Minnesota Twinsv Kansas City Royals Photo by Ed Zurga/Getty Images

This is the second in a four-part series checking up on the Twins’ AL Central competition. You can find part one, about the Detroit Tigers, here.

Kansas City Royals

2019 Record: 59-103

2019 Outcome: 4th Place, AL Central

Last year, the best thing you could say about the Kansas City Royals was this:

“Hey, at least they’re not the Tigers!” (Sorry Gardy)

In all seriousness, the Royals had been slowly declining ever since they reached the World Series. 2019 wasn’t exactly rock bottom (they improved by one win over 2018), but it was pretty darn close. KC spent June and July selling off their veterans (including Homer Bailey.) They did have a couple bright spots, as two 27-year-old hitters had career years for the squad. Jorge Soler led the league in home runs, with 48, in his first year of playing full-time, and utility man Hunter Dozier posted an .870 OPS. Additionally, Whit Merrifield continued his excellent stretch as one of the league’s purest hitters.

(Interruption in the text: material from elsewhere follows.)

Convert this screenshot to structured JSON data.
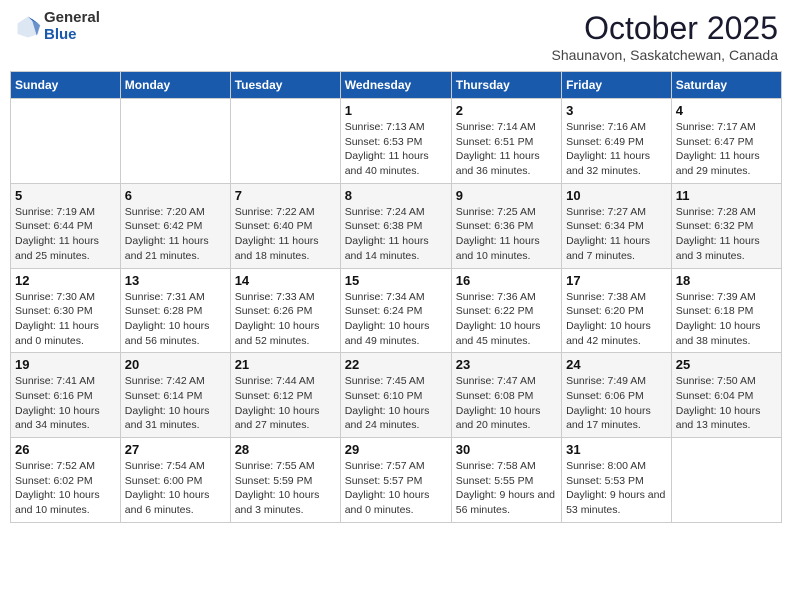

The Royals project to be pretty bad again this year. While they do have a few good hitters, and Salvador Perez (who was out all last year) will be back, KC just doesn’t have really any good pitching (with the possible exception of Brad Keller, who showed some promise in his age-23 season). Additionally, the rest of the lineup, apart from the four guys I’ve named, is quite bad at hitting.

The off-season was fairly uneventful in Kansas City. They re-signed aging outfielder Alex Gordon for a “one last ride” year. They signed third baseman Maikel Franco away from Philly, who figures to get a lot of playing time, but it would be a surprise if he was a real impact player. The only other “major” pickup this off-season was reliever Trevor Rosenthal, who had a lost year last season after being decent-to-good for the first six years of his career. He could be a boost to the bullpen if he regains his form. Unfortunately, there is not much on the way in the near future as far as highly-regarded prospects, although the system is loaded with good prospects in the lower levels of the minors.

Apart from those player transactions, the Royals did hire a new manager this off-season. Long-time skipper Ned Yost retired after the 2019 season as the winningest (and losingest) manager in team history. After the hiring search, the squad settled on former Cardinals skipper Mike Matheny. Matheny never finished below .500 in six and a half years at the helm in St. Louis, so he brings some good pedigree to the team in a fresh start for both sides.

In conclusion, the Royals may see marginal improvement in 2020, but they will be much closer to the cellar-dwelling Tigers than they will be to the third place squad. They’ve been biding their time until they can return to the top, and that will continue in 2020 (and beyond).

Check back in next week for the remaining two AL Central team previews!